━━━ Entries shown ━━━
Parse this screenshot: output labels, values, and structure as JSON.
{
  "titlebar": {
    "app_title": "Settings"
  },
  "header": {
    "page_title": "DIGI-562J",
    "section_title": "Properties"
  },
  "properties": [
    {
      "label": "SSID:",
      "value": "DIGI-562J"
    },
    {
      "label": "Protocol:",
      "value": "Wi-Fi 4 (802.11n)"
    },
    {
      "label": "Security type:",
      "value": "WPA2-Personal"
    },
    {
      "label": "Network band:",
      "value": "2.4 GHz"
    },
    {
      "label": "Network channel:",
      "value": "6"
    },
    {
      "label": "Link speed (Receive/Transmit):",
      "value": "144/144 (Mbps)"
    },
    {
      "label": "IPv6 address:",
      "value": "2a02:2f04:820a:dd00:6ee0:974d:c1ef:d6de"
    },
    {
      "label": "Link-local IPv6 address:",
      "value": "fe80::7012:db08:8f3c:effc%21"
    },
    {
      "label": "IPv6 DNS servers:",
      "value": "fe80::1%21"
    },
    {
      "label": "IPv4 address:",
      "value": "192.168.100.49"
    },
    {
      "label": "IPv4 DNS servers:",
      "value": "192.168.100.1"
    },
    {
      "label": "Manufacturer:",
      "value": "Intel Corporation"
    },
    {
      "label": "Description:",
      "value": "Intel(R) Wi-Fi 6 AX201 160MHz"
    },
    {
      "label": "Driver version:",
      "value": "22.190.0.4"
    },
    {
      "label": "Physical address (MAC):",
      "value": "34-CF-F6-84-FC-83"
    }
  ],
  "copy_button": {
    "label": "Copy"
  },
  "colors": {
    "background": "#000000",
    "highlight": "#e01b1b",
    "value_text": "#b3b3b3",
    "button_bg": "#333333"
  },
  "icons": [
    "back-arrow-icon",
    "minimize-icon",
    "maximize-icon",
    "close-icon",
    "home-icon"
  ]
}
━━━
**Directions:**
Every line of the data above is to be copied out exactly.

**Exercise result:**
Parse this screenshot: output labels, values, and structure as JSON.
{
  "titlebar": {
    "app_title": "Settings"
  },
  "header": {
    "page_title": "DIGI-562J",
    "section_title": "Properties"
  },
  "properties": [
    {
      "label": "SSID:",
      "value": "DIGI-562J"
    },
    {
      "label": "Protocol:",
      "value": "Wi-Fi 4 (802.11n)"
    },
    {
      "label": "Security type:",
      "value": "WPA2-Personal"
    },
    {
      "label": "Network band:",
      "value": "2.4 GHz"
    },
    {
      "label": "Network channel:",
      "value": "6"
    },
    {
      "label": "Link speed (Receive/Transmit):",
      "value": "144/144 (Mbps)"
    },
    {
      "label": "IPv6 address:",
      "value": "2a02:2f04:820a:dd00:6ee0:974d:c1ef:d6de"
    },
    {
      "label": "Link-local IPv6 address:",
      "value": "fe80::7012:db08:8f3c:effc%21"
    },
    {
      "label": "IPv6 DNS servers:",
      "value": "fe80::1%21"
    },
    {
      "label": "IPv4 address:",
      "value": "192.168.100.49"
    },
    {
      "label": "IPv4 DNS servers:",
      "value": "192.168.100.1"
    },
    {
      "label": "Manufacturer:",
      "value": "Intel Corporation"
    },
    {
      "label": "Description:",
      "value": "Intel(R) Wi-Fi 6 AX201 160MHz"
    },
    {
      "label": "Driver version:",
      "value": "22.190.0.4"
    },
    {
      "label": "Physical address (MAC):",
      "value": "34-CF-F6-84-FC-83"
    }
  ],
  "copy_button": {
    "label": "Copy"
  },
  "colors": {
    "background": "#000000",
    "highlight": "#e01b1b",
    "value_text": "#b3b3b3",
    "button_bg": "#333333"
  },
  "icons": [
    "back-arrow-icon",
    "minimize-icon",
    "maximize-icon",
    "close-icon",
    "home-icon"
  ]
}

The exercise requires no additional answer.